To determine whether traditional leadership practices differed from
nontraditional leadership practices in relation to the sex of the leader.
The sample involved 250 men and a similar number of women managers
selected from a population of five Southern California companies ("a major computer firm,
two major aerospace corporations, a computer supply company, and a radio and aerospace
parts report corporation"). Seventy-three people responded (14.6% response rate); 32 men
and 41 women. The Leadership Opinion Questionnaire (Fleishman, 1960)--assessing
consideration and structure--was used to measure traditional leadership. The LPI was used
to assess nontraditional leadership factors. Various demographic information was also
No significant differences in either traditional or nonconventional
leadership behaviors were found between male and female respondents. Initiating Structure was significantly (p < .05) correlated with Challenging the Process, Modeling the Way, and Encouraging the Heart. Initiating Consideration was significantly (p < .01) correlated with Modeling the Way and Inspiring a Shared Vision.
There were no significant differences on the LPI by respondent age or marital
status. Higher educational levels were associated with greater use of Enabling Others to
Act and Encouraging the Heart. Those with greater amounts of management training were

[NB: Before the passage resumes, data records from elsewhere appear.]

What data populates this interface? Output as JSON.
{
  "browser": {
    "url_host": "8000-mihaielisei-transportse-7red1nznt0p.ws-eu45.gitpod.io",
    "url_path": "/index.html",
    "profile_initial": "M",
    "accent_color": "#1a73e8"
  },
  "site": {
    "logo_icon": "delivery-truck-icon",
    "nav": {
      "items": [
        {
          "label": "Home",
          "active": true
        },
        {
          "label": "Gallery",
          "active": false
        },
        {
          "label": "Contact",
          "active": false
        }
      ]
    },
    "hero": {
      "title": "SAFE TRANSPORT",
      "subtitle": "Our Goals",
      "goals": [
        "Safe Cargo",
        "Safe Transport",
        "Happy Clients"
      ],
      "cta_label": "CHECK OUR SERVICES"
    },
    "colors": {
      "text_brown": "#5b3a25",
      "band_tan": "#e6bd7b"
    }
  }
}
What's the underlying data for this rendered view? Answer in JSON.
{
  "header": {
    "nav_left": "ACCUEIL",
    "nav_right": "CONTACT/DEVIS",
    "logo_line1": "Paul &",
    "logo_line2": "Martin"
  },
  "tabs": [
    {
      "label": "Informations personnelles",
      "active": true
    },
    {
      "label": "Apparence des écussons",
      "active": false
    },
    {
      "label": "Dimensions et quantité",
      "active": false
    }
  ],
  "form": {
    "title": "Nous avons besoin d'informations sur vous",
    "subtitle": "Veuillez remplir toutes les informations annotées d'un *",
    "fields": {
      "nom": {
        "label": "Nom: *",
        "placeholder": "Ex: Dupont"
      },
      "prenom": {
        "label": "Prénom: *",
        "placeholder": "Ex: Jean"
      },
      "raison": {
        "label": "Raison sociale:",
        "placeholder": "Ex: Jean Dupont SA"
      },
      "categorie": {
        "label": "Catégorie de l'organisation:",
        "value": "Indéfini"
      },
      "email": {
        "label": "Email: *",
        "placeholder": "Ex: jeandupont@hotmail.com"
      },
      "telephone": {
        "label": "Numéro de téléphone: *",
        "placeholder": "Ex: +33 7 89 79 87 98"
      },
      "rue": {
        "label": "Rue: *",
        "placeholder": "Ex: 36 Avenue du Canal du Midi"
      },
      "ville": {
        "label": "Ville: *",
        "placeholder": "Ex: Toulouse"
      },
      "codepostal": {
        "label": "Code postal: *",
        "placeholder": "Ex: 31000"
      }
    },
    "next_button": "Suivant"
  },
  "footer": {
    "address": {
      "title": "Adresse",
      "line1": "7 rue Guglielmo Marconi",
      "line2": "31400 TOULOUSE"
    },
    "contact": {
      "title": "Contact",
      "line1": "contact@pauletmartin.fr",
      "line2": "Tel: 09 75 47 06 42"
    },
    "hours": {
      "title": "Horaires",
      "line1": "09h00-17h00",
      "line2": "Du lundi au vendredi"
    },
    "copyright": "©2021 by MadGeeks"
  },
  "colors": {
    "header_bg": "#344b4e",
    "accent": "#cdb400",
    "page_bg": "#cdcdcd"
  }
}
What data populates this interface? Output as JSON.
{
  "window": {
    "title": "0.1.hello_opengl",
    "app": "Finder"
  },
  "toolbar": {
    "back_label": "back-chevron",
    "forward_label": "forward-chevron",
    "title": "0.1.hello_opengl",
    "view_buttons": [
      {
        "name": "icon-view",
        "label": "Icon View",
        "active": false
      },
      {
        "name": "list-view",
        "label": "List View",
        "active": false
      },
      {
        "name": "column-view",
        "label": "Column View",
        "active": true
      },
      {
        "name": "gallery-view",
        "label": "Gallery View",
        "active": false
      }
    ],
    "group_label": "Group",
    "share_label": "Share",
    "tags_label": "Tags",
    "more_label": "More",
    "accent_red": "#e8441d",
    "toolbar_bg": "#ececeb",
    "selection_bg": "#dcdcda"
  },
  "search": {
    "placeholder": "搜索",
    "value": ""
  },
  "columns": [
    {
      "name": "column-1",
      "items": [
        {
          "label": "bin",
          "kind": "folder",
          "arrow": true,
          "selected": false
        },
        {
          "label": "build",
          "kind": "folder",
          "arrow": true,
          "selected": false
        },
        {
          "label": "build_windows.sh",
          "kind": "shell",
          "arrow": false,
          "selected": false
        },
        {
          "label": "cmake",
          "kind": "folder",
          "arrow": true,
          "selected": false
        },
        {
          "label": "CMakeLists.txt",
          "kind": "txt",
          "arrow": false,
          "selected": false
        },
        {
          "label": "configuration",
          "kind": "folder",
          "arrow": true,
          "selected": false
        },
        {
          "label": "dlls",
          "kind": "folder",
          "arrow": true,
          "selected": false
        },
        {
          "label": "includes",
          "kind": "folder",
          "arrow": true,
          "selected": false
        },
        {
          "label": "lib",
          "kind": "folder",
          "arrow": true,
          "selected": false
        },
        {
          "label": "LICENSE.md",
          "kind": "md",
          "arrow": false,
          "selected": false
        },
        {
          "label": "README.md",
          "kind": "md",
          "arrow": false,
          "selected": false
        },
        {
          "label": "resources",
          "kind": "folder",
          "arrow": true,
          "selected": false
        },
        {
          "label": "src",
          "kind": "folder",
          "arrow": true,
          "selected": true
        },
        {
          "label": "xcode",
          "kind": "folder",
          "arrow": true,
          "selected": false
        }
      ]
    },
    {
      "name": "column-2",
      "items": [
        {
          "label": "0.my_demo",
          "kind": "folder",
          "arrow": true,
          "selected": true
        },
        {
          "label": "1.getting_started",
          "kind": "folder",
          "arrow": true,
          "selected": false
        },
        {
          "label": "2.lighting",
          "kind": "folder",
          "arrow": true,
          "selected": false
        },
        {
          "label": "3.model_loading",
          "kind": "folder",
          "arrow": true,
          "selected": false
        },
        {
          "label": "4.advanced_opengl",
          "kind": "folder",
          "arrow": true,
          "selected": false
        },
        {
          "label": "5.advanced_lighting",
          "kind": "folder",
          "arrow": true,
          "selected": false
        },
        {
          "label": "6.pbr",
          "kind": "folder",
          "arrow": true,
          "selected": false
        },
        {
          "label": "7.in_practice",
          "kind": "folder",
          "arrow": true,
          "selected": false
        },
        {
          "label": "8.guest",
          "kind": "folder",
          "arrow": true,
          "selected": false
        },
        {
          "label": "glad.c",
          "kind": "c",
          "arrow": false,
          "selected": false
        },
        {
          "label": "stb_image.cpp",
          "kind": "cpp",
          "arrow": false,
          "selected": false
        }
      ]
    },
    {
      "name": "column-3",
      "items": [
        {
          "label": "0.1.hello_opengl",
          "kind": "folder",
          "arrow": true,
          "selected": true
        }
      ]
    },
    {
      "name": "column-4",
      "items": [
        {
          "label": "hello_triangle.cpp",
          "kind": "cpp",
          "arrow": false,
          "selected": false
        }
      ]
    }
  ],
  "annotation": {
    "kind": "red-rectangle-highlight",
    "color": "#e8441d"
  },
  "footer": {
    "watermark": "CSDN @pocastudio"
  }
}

more likely to Enable Others to Act than were those with less managerial training
experiences. Finally, the only LPI dimension to vary by respondent position was Inspiring
a Shared Vision, with those at higher levels reporting more frequency with this practice
than their lower level counterparts.